As a painter working in Exeter, away from the influential networks of the capital, Towne struggled to win the recognition of the London art establishment. Following repeated rebuffs from the Royal Academy, he decided to mount a retrospective exhibition to attract attention to his work in another way. The Italian views occupied pride of place in this exhibition and a century after their bequest to the British Museum, they caught the attention of early 20th century Modernist artists and scholars, who admired the drawings for their masterly clarity and abstraction. Following a well-deserved reassessment, Towne is now considered to be one of the greatest and most innovative of British watercolour artists.

More about this exhibition 

Detail, Francis Towne (1739–1816), The Temple of Vesta.

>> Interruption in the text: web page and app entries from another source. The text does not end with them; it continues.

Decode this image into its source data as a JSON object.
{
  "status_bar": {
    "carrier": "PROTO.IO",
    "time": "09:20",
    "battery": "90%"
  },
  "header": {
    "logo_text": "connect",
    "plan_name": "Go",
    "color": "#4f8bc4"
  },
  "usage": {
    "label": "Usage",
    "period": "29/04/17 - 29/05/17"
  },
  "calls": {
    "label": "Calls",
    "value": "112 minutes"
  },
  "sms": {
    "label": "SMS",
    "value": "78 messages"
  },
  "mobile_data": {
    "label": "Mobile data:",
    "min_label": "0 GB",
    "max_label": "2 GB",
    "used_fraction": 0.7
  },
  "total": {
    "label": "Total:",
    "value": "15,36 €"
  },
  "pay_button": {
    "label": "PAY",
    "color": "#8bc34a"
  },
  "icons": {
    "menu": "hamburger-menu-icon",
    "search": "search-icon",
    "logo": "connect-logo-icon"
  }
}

Pen and black ink and watercolour with grey wash, 1781.


Oxtoby’s Rockers: Prints by David Oxtoby

25 January - early April 2016

David Oxtoby (born 1938) has devoted almost his entire career to portraying popular musicians and rock stars. Since the 1960s he has produced large scale paintings of many of his musical heroes such as Elvis Presley, Bob Dylan, Chuck Berry and David Bowie. In his work Oxtoby is not only able to capture a striking likeness of his sitters through meticulous observation, but also manages to convey a particular stance or pose which distils the essence of their stage performance.

Born in Yorkshire, Oxtoby studied at Bradford College of Art (1950-1957) where his fellow students included David Hockney. He later studied at the Royal Academy Schools from 1960 to 1964. His paintings attracted much attention at the time and he had several successful one-man shows in London.

While recovering from a serious illness, Oxtoby took up etching on the advice of his friend, the artist Norman Stevens.  Thrilled with the immediate results, he went on to produce around forty prints in the space of nine months with the printers John Crossley and Jim Collyer of JC Editions. Later Oxtoby would go on to make more prints with Editions Alecto. 

In 2011 the artist presented the British Museum with a substantial gift of his prints.

 David Oxtoby, The King, 1976

David Oxtoby (b. 1938), The King 1976, portrait of Elvis Presley, 1977, colour etching and aquatint. 2011,7068.40


Permanent displays

Two works from the department are normally on display in the Museum:

Grayson Perry, 'Map of an Englishman' (detail) 
Michelangelo, Epifania


Other prints and drawings can be seen in the Study Room.